#8 By: Jason, January 8th, 2017 23:16
This was the first year I played DFS, but I noticed pretty early on that it seemed like in certain favorable matchups, #2 WRs or slot guys went off.
I largely went with a strategy of drafting one workhorse back and then going with about 5-6 straight WRs the next rounds.
Next year I'll probably try to snag 2 elite, high TD upside WRs in the first 2 rounds, take one workhorse type back that falls in the Rd 3-5 range and fill out the rest of my WR core with high variance guys who have crazy splits.
I know Baldwin and Cooks have crazy home/away splits but do any other QBs and WRs have notable splits to the point where a mid round WR will have the potential to be a WR1 in certain weeks?
#9 By: Matt, January 9th, 2017 09:14
I agree that the fairly dramatic decrease in targets for the top WR was pretty concerning to me. It's not targets but if you look at the graph on WR PPR PPG Scoring by Year, you can see that the gap between WR 10 and WR 40 dramatically shrank this year. WR 40 has been on a steady rise the last several years, while WR 10 had been fairly steady until last year.

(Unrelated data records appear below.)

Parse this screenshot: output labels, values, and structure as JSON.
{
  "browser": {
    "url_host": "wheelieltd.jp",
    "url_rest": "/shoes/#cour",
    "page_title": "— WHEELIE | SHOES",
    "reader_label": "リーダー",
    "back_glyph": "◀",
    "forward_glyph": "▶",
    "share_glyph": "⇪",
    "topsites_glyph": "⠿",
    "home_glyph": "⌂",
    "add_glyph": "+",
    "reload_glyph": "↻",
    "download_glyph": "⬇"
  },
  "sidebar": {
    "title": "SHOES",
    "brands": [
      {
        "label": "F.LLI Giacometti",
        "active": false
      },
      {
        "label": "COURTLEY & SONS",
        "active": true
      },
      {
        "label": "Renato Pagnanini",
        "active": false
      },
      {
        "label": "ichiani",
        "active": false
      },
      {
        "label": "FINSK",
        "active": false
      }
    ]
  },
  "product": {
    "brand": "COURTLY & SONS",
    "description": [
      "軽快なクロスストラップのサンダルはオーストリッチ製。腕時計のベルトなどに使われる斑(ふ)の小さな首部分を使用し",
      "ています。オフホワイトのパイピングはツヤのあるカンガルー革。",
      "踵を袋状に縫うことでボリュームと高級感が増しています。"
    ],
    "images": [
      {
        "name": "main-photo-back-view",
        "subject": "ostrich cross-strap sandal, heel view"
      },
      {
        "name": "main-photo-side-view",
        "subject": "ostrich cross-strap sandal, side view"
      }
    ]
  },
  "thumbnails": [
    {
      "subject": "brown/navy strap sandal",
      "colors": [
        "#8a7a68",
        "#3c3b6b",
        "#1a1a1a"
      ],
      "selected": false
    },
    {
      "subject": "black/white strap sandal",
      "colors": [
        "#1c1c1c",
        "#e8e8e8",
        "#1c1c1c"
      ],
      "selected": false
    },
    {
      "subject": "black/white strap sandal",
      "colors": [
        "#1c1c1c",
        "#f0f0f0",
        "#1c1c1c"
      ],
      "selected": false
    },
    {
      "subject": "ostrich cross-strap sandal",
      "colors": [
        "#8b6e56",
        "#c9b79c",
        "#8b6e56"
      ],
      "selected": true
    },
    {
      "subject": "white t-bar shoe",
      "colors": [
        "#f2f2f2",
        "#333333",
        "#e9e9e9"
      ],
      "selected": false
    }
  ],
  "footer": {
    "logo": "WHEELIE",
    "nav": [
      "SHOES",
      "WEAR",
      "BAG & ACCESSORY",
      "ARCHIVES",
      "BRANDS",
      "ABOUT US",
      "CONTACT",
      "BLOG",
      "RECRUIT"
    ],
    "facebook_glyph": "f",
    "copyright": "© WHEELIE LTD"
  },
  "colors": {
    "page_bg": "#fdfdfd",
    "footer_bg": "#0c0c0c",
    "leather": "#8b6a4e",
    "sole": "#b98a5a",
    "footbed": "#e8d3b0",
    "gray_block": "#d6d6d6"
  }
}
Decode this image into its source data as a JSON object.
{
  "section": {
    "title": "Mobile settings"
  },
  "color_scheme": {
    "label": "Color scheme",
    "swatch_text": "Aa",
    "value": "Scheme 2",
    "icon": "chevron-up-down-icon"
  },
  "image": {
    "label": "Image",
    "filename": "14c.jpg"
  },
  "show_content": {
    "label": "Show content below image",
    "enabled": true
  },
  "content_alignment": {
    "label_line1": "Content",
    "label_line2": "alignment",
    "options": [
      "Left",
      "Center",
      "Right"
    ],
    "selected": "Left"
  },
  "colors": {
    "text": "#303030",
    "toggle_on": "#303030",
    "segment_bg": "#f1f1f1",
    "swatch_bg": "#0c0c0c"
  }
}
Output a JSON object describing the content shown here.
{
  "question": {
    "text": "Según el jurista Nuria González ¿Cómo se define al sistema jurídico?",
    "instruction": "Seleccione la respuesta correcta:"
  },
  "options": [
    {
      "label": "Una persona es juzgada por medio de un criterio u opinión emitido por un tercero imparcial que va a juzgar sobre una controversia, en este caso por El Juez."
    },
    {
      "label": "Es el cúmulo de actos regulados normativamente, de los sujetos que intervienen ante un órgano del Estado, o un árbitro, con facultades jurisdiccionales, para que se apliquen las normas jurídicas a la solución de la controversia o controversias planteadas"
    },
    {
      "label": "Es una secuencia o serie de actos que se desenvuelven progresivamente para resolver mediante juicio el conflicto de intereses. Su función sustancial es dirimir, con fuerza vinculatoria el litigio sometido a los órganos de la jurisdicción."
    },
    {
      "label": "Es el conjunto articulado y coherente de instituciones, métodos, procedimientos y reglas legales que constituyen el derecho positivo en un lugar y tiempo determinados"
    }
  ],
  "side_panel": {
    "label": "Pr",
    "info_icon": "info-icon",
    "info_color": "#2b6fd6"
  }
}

Even looking at last year, it appeared that scoring was on a steady rise for pretty much all WR, making it look like drafting WR was the way to go. Even though this was my first year of doing 0 RB, I'm pretty much undeterred due to the decreased bust rate and decreased injury risk of WR, as well as the fact that people are likely to draft RB earlier because of what happened in 2016. Would love to see more analysis of this year and what we can learn from it.